An Interview with Think Perform Facilitator – Kevin Selwood
I have been a facilitator with Think Perform for over 4 years, and worked with Lean principles throughout my working career in the automotive components industry with ongoing exposure to the Toyota Production System. My first exposure to facilitation was with Futuris Automotive as the company trained all their staff to a Certificate III in Competitive Systems and Practices, although much of my working days would be spent mentoring in the workplace.
With Think Perform I have facilitated training at companies such as Iplex, Rocla, Ferrocut, Golden North Ice Cream, Swan Hill Engineering, Alspec, Seeley, Fletchers New Zealand and also mining hospitality sites at Port Hedland and Mildura.
What would be the one thing that you hope participants take away from their Think Perform course?
For me, it is the realisation that they have the power to implement change, it doesn’t need to be big change, they just need to think about their daily work and identify “What bothers me? What bugs me? What can I do to make my job easier while improving efficiency and quality?” Some of the biggest impacts have been the smallest changes because of the impact it has on the individual in reducing their frustration and improving their morale.
Simple, well planned changes that have a positive impact on the employees will have a positive flow on effect on their customers, be them internal or external, leading to improved customer satisfaction and the building of an ongoing rewarding relationship.
What are common problems that participants face when learning or applying Lean concepts and techniques? Do you have any advice to overcome this?
The common problems I see are related to change. Participants are sometimes not willing to share their ideas as they feel they may not be listened to, or even worse, negatively treated by fellow employees. This may be from previous experiences when their ideas were not supported by their management team so they feel their ideas are not valued or appreciated.
The advice I give them to overcome this is:
- Firstly the management team is investing in the participants by Think Perform being on site, it’s just not the cost of the program, but also the time the participants are away from their workstations, the management team want to see improvements to justify their investment.
- When they generate an idea for change, they need to word it positively by being “Above the Line” and not just to come up with an idea, but also to generate what the improvements will be, they could relate to productivity, efficiency, reducing waste, safety and employee well being.

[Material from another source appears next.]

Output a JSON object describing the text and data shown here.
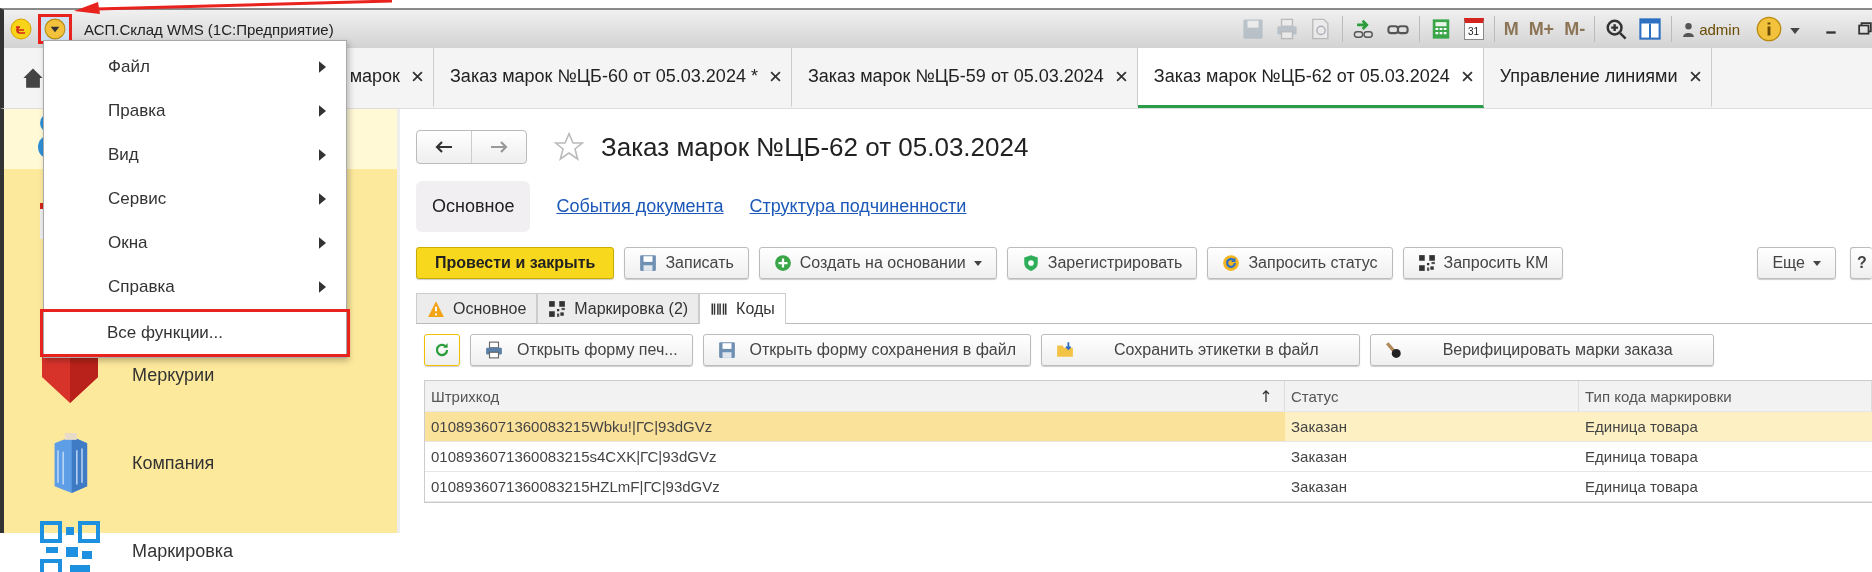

- The final piece of advice would be if they are apprehensive, then we can get together and I can champion the discussion with the management team for, or with them.
What is your favourite Lean/Continuous Improvement tool/technique/concept?
I have always liked 5S because it is a key concept in so many other Lean and Continuous Improvement Tools. If you are problem solving you need to have your information organised, usually we 5S the information into an A3 or even collecting data on a chart or graph is an example of 5S with data.
Likewise visual management is linked to 5S, just a simple shadow board where tools are stored and returned to, is a great example of visual management and 5S. My participants have shared many experiences of how they have implemented 5S not only in their workplace but also in their home, just to make things easier.
Everyone will have examples of 5S in their own home ranging from their cutlery drawers, wine racks, perhaps even your sock draw.
What is the best/most unique/most interesting way that you’ve seen clients apply lean/CI tools and techniques?
One of the best and most effective tools/techniques used was at a site which produced plastic injection moulded parts, and one of their processes was to pack boxes from a bulk container, e.g. boxes of 12 from a container of 200 parts.
The issue stemmed from safety signage which stated that hearing protection must be worn in the area, so all employees would stop and put their earplugs in whenever they entered the area even if the machine was idle and not working.
The site then conducted noise assessment testing around the area and redefined the area with a border of a blue and white line. The signage was then update to read “Hearing protection must be worm when past blue and white lines when machine is operating”.
The solution reduced the needless use of earplugs, resulting in a cost saving to the consumables, and also proved to be more efficient for the forklift drivers, with an estimated half an hour savings per shift per day, while also reducing frustration and increasing morale.
Any last tips/advice for readers?
Make the most of your opportunities to improve, be vocal at your Toolbox meetings, but remember always be “Above the Line” don’t let yourself be the person that always complains, be the one who has ideas, solutions and reasons to improve. Concentrate on the basics, lots of small improvements implemented over a span of one year add up to a huge improvement at the end of that year, help make your workplace one that values their employees as they strive for Continuous Improvement.